Yves Belanger, the French-Canadian cinematographer of John Crowley’s Brooklyn, worked consistently for 20 years before breaking out with a series of films by Jean-Marc Vallée. Transitioning from smaller films to major studio projects over the past several years, Belanger says this major rise in recognition is very simple to understand. “It’s three words: Dallas Buyers Club,” he says. The film was a special platform that launched both Matthew McConaughey and Jared Leto to their first Oscars, while also placing Belanger among an elite cadre of cinematographers. “It’s like for actors. You just need one good part, and sometimes it happens at 30, sometimes it happens at 40,” Belanger says, adding that for him, it happened at 53. At present, the cinematographer is finding a balance between life and work—shooting Canadian films half the year so he can be home with his family, and shooting with Jean-Marc in the U.S. the rest of each year.

Working with Vallée on Dallas Buyers Club and Wild, the latter starring Reese Witherspoon as a woman hiking the Pacific Crest Trail, Belanger became well-versed in the art of natural lighting and developed a penchant for it, applying this practice to Brooklyn by always starting to light from a place of practicality. For Brooklyn, says Belanger, “we wanted a mix of both worlds, like practical cinema, but something modern, too. There was a lot of lighting in the movie, but the lights were always coming from real places with logical reasons—a window, a streetlight.” The only added touch, which gave the film a bit of 1950s movie magic and a bit of romance, was the use of a special light used specifically to highlight young starlet Saoirse Ronan. “It was a Chinese lantern, so it’s very soft and round, like the human face, and it was movable on the boom pole. If she was moving, or if I had to pan, the light was panning at the same time, so there was nothing in the way,” Belanger says.

The film was shot on the ARRI Alexa, and the D.P. changed the lensing and diffusion based on location—whether the crew was shooting in Montreal (for New York) or Ireland, and whether this was the Ireland from the beginning of the film, or the Ireland to which Ronan’s character Eilis later returns, a changed woman. At the beginning of the film, Belanger shot with old Zeiss high-speed lenses and no diffusion, to create a bit of a rougher or edgier look reflecting Eilis’ life in her home country. When the character moves to America, she is shot with master prime lenses and a bit of diffusion, “to make it magical. She’s living the American dream,” says the D.P. And Eilis’ return to Ireland feels cinematically different, as well, shot with Leica lenses and the same diffusion from the scenes in the States, “because for me, she has changed, so she doesn’t see Ireland like she used to.” In terms of his supporting crew, who worked with Belanger in Ireland, the D.P. was in good hands—many of them had worked on such large-scale projects as Game of Thrones and were quick to respond to his needs.

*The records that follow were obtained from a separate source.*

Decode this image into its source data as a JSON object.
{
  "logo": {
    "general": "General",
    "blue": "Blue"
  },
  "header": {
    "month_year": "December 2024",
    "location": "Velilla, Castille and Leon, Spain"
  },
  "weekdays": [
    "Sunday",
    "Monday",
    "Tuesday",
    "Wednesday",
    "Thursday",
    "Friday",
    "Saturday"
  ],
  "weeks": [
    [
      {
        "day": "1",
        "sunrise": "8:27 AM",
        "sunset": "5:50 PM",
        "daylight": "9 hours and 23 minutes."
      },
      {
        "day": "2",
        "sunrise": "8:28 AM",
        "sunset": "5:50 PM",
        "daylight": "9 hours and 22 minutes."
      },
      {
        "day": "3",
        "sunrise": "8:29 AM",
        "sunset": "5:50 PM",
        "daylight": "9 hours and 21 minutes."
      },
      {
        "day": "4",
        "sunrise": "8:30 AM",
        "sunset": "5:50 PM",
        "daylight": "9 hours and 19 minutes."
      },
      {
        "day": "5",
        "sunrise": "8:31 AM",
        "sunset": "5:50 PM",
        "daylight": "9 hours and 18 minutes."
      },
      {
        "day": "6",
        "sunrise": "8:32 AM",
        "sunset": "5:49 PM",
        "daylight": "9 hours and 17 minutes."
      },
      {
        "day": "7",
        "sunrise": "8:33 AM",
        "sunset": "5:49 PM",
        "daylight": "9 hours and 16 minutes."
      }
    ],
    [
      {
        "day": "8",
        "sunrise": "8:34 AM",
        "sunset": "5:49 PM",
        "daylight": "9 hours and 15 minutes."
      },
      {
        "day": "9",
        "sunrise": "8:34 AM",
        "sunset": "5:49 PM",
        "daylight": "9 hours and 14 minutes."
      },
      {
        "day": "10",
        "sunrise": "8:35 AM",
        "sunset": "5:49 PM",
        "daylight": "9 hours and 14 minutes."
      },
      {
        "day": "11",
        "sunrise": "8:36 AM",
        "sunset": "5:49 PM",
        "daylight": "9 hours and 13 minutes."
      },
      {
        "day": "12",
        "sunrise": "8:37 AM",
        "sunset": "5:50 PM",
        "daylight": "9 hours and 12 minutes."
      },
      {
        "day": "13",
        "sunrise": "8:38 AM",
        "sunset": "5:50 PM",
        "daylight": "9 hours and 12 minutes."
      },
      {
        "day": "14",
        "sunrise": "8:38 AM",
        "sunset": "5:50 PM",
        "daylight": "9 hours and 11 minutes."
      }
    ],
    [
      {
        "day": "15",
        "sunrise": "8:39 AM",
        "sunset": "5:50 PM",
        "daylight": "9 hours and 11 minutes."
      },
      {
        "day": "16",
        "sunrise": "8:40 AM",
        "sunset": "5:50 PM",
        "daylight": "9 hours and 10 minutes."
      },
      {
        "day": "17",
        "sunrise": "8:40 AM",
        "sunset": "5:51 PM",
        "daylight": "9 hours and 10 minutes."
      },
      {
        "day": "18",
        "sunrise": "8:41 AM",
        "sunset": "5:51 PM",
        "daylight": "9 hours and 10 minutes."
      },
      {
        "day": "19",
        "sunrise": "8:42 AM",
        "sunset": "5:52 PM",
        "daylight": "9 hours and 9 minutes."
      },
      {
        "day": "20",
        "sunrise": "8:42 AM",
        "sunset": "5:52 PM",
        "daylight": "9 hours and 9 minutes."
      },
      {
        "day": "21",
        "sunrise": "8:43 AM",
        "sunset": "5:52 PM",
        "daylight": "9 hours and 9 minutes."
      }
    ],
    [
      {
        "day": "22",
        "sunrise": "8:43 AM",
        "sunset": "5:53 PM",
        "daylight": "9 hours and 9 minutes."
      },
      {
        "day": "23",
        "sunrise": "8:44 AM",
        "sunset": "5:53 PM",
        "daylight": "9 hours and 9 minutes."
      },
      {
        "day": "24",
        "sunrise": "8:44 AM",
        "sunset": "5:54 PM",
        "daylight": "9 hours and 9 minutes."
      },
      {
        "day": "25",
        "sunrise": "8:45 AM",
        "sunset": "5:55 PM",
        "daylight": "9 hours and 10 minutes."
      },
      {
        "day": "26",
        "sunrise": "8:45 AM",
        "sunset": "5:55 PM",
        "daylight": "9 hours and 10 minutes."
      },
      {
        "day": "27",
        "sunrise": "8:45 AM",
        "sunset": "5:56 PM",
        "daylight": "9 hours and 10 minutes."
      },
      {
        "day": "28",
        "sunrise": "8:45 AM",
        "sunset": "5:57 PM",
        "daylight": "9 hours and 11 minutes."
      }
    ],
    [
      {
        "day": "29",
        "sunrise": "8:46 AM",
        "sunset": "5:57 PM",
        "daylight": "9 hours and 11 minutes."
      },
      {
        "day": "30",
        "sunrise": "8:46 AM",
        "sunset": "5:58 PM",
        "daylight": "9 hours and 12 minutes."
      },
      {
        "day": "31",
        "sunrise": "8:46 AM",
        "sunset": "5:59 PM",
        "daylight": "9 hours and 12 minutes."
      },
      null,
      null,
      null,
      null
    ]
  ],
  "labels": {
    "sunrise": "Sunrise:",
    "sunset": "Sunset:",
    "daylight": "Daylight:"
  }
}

For Belanger, though, the real draw of a good project is the possibility of learning from directors he hasn’t worked with before, and even more so, the opportunity to witness great actors at work. Belanger was inspired by Crowley’s theater background and his unique tack in directing, and found the opportunity to work with such rising stars as Ronan, Emory Cohen and Domhnall Gleeson a complete joy. “I was always actor- and emotion-oriented in all my work, even when I was doing smaller, more commercial things. For me, the human face is the best landscape in the world,” Belanger says.

Up next for the cinematographer is Shut In, a “classical thriller in the dark,” starring Naomi Watts as a widowed New England child psychologist on the hunt for a boy who disappeared, played by Room’s Jacob Tremblay.

To see some of Belanger’s work in a Brooklyn featurette on the love triangle at the center of the film, click play below: